Why renting in London with a dog can be extra complicated?
At Pets Lets, we specialise in finding pet friendly rentals for clients. We come across all kinds of complications when negotiating on behalf of our pet owning clients.
With a recent North London client, we agreed the property. The landlord was happy to allow 2 small dogs. We provided all the information including a pet cv as well as a landlord reference stating their dogs were well behaved and never caused any damage. All was fine until we ‘dug a little deeper’ into the property. The small rear garden ran across the houses and was classed as communal. Upon asking further questions, it turned out, the dogs were allowed inside but not outside. How do you enforce that? You open the reception door to go into the garden and the dogs ‘slip’ past you onto the grass.
In this case the management company had a no pets policy for the communal parts outside. The client had to take a view as the property was ideally located for them and within a two-minute walk to a major London Park.
In a competitive London rental market, renting with a dog or cat is not as appealing to a landlord
You have to remember that you are competing against people without pets. Against young professionals who are appealing to landlords as they are seen to create less wear and tear on the property.
Landlords still see pets as the biggest cause of damage to a rental property. You read stories from landlords on Facebook groups. Some landlords will not consider pets on a case by case basis. You should not say no renting with dogs in London full stop.
Where landlords must consider pets on a case-by-case basis

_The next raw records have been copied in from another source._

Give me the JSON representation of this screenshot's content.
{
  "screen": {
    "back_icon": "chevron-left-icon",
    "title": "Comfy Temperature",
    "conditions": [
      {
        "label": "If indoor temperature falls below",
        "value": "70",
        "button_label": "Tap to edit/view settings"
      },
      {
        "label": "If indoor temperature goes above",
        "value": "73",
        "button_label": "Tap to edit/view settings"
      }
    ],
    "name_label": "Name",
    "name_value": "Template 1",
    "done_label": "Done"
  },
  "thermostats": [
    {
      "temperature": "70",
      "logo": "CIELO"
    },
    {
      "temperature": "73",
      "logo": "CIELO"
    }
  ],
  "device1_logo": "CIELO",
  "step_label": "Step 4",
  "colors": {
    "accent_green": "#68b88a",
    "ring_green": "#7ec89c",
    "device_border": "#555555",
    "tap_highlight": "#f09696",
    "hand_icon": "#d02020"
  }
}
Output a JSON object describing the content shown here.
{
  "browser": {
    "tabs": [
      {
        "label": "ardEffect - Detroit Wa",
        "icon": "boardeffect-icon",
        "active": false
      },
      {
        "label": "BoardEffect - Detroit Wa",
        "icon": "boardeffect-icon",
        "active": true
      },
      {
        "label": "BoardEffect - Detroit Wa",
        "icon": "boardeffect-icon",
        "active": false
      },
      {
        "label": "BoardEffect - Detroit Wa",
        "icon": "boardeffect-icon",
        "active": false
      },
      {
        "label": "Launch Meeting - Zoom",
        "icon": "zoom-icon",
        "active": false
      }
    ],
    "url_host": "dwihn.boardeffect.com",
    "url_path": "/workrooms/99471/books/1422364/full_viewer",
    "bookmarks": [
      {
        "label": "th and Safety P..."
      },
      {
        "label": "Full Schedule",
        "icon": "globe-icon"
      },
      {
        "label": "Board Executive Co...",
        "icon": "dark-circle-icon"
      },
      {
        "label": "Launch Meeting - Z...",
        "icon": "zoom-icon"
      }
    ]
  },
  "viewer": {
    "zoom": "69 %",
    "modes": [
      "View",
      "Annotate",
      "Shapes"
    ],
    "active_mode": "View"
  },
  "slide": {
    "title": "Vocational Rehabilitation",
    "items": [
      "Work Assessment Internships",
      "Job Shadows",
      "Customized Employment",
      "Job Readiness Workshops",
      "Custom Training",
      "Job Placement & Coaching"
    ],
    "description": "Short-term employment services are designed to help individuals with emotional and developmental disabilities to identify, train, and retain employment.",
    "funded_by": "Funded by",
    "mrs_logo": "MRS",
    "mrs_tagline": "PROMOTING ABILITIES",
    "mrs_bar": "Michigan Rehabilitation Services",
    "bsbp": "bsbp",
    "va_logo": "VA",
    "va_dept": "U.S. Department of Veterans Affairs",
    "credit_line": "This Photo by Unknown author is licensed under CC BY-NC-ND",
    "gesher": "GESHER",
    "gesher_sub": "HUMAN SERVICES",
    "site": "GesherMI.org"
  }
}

The one tenant has a small dog that sleeps most of the day, compared to another who has a large dog or another person who has multiple pets.
The tenants have proof of funds, great references and are shown to be responsible. They also work from home so the dog is not home alone.
As a landlord, I would pick a tenant renting with a dog over sharers. From my own experience, people renting with a dog in London are so happy to find a lovely property, that they go that ‘extra mile’ to look after it and stay longer.
Something landlords should consider when considering renting to someone with a dog. Don’t just say no, ask for more information.
This article was written by Russell Hunt, Founder of Pets Lets, a UK pet-friendly property portal offering properties where landlords consider pets as well as a pet friendly relocation and buying service. Prior to setting up Pets Lets, Russell was a London property search consultant for over 20 years for clients looking to buy and rent in the Capital.
For useful advice or to find out more about the UK pet friendly rental market, feel free to join our Pets and Property Tips Facebook Group for helpful professional advice on pets and property.